Changes to Inheritance tax (IHT) were on the agenda before COVID-19 hit and so it could be an obvious place for the government to start. But what was being discussed?
Business Property Relief (BPR) and Agricultural Property Relief (APR)
Currently, the value of many trading businesses and agricultural land falls outside the scope of IHT due to these reliefs. However, there’s potential for the rules to be aligned with capital gains tax, meaning the reliefs wouldn’t be as generous as before, or even scrapping them altogether as HMRC deem them too complex.
Capital Gains Tax (CGT) uplift on death
Currently, on death there’s no CGT and the value of the assets are uplifted to market value, meaning when an asset is sold shortly after death there may be little or no gain. This also avoids double taxation of IHT and CGT. However, there has been talk about abolishing this uplift where IHT relief or an exemption applies, such as the spouse exemption or BPR.
7 year clock
At the moment you can, in certain situations, pass on significant amounts of wealth free of IHT, provided you live for 7 years after the event. This 7 year clock could be abolished with a flat rate of tax being charged on the gift – there is speculation this could be in the region of 10%.
Exemptions and nil rate bands
There are various annual exemptions for IHT including the £3,000 annual exemption, £250 small gifts exemption, regular gifts out of income etc. All in addition to the gifts that can be made under the 7 year rule above.
There’s also the nil rate band and residential nil rate band, which means married couples can have allowances of up to £1m on death. Going forward, this could be reduced to an annual allowance of £30k, and a death allowance of £325k.
Under existing rules, IHT is only levied in a few circumstances during lifetime, and most of the tax gets paid on death. The rate is currently 40% where the estate exceeds the available nil rate bands. Another suggestion put forward is to have a flat rate of IHT to tax lifetime and death transfers of 10%, with this potentially rising to 20% for estates over £2m.
If any of the changes come in, it could affect the way trusts are used. The ability to transfer £325k every 7 years into a trust would no longer be possible without an immediate tax charge.
Can I do anything now?
Now might be the time to make use of the 7 year rule while it’s around. Or, if you’re concerned about losing control over the assets, using a trust may be your best option.
Rest assured, for every question spinning around in your head, we’ve got the answers – our joined up approach means advice like this is just a phone call away.

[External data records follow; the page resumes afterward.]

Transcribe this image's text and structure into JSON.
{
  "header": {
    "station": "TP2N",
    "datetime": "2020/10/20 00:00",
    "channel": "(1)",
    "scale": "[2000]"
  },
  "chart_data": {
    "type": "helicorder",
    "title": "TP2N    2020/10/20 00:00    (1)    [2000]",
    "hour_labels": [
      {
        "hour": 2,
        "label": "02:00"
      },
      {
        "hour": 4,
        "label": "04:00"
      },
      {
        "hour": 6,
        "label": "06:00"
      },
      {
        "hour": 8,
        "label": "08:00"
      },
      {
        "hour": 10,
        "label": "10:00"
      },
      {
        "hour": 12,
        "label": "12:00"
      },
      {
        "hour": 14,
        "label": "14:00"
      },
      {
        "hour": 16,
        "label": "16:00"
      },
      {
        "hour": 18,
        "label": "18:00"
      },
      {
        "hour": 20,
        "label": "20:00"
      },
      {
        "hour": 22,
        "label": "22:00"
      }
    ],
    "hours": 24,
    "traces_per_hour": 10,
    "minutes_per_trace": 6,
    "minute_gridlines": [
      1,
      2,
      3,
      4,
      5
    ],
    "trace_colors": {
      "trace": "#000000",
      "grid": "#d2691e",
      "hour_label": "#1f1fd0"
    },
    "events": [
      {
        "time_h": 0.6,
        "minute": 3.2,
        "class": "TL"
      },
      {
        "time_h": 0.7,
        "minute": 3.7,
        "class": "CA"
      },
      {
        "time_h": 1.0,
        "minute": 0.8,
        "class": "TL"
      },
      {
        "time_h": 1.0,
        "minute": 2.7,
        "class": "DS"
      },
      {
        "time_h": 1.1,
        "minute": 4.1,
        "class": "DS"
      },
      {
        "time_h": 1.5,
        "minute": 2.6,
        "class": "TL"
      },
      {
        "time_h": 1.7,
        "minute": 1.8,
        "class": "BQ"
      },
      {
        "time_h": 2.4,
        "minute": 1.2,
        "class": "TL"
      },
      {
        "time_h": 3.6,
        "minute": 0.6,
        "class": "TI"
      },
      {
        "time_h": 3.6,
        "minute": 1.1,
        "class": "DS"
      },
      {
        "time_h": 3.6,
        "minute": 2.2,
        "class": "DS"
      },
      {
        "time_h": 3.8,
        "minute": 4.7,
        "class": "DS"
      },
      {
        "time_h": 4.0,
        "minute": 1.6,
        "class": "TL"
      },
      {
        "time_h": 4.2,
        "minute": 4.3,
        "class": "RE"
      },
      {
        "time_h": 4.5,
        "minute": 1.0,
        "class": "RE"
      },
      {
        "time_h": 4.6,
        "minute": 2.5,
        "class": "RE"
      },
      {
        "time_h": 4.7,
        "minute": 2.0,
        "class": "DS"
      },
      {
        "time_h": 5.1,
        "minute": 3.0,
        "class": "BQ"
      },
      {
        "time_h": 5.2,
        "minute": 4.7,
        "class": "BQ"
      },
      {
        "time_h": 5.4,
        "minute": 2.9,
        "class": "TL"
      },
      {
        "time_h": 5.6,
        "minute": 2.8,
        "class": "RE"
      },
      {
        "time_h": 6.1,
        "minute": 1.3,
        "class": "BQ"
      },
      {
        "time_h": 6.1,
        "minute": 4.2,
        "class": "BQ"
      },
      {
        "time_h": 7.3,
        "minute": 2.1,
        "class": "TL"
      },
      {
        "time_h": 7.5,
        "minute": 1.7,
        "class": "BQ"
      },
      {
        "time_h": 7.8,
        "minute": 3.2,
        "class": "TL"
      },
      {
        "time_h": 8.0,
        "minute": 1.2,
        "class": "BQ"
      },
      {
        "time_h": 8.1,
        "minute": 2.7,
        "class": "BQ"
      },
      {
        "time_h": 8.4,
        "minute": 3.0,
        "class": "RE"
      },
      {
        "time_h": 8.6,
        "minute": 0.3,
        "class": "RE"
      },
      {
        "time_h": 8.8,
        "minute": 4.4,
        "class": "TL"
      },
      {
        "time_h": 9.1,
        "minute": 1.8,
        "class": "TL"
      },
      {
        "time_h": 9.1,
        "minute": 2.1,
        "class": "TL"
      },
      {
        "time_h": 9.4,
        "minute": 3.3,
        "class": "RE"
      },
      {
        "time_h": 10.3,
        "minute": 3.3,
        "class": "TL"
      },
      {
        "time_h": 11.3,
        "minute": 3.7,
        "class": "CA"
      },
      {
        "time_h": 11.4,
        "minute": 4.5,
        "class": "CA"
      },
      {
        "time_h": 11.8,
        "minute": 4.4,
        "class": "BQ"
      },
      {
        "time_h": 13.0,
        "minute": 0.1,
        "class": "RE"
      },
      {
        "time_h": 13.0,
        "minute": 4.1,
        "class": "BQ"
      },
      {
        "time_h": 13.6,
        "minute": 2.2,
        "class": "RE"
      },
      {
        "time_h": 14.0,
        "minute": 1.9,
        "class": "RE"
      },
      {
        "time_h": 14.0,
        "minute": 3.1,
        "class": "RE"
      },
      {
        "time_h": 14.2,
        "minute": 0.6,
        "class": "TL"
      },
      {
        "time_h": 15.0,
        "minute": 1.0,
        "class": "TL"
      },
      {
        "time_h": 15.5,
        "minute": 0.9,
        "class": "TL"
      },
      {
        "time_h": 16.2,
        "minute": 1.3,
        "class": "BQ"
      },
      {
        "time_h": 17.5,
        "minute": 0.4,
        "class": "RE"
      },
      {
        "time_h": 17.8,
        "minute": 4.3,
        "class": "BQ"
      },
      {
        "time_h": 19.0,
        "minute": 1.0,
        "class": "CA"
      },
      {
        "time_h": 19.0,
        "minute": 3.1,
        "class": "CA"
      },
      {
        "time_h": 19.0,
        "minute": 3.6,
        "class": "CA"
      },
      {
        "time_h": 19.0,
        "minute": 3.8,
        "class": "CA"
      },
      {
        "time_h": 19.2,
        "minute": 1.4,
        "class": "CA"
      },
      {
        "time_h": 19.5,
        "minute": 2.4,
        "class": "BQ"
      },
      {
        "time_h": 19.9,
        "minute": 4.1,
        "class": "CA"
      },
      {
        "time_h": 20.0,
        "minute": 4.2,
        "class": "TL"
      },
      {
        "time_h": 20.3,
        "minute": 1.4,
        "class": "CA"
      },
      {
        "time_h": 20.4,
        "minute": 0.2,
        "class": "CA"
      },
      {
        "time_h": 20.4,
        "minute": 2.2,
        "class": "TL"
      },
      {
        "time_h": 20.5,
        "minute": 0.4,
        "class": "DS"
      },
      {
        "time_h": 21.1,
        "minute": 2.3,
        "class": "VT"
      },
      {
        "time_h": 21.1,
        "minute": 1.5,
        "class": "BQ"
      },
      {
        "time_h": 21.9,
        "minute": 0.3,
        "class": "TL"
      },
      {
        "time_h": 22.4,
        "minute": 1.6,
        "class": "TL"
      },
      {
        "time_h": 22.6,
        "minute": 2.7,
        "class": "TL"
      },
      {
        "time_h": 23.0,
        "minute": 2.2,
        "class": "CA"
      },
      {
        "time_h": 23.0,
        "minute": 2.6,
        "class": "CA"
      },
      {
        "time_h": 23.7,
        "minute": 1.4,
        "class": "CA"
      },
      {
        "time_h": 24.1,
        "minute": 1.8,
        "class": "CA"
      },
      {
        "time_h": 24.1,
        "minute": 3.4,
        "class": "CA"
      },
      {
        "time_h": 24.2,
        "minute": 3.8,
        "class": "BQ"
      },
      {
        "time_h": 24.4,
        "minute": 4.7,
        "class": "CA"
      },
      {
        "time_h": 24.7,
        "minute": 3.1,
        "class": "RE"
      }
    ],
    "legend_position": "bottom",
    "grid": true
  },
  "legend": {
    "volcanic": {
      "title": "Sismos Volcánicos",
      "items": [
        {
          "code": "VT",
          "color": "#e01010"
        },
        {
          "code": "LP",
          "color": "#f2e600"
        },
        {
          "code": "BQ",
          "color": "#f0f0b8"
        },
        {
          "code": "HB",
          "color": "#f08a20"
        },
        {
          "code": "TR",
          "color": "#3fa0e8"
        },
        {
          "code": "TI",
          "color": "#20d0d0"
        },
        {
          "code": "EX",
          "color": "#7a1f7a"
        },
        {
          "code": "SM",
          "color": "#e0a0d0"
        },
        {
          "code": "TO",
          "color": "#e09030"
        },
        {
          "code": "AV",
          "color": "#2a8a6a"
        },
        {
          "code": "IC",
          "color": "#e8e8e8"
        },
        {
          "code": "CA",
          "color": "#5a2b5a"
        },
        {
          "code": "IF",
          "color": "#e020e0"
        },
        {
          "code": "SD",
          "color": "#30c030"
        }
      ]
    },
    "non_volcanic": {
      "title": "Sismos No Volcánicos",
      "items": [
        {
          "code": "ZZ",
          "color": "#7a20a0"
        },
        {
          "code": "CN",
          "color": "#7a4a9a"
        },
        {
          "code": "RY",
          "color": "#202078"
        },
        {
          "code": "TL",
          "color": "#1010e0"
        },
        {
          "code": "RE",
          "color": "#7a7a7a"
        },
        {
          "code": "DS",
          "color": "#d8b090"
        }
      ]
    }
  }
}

This blog was written by Cooper Parry’s tax partner Sarah Axe – we can work with you and our personal tax team to help with any questions you might have.
Tax and estate planning advice are not regulated by the FCA. This communication is for general information only and is not intended to be individual advice. You are recommended to seek competent professional advice before taking any action. This information represents our understanding of law and HM Revenue & Customs practice as at 6 May 2020 and may change if legislation changes.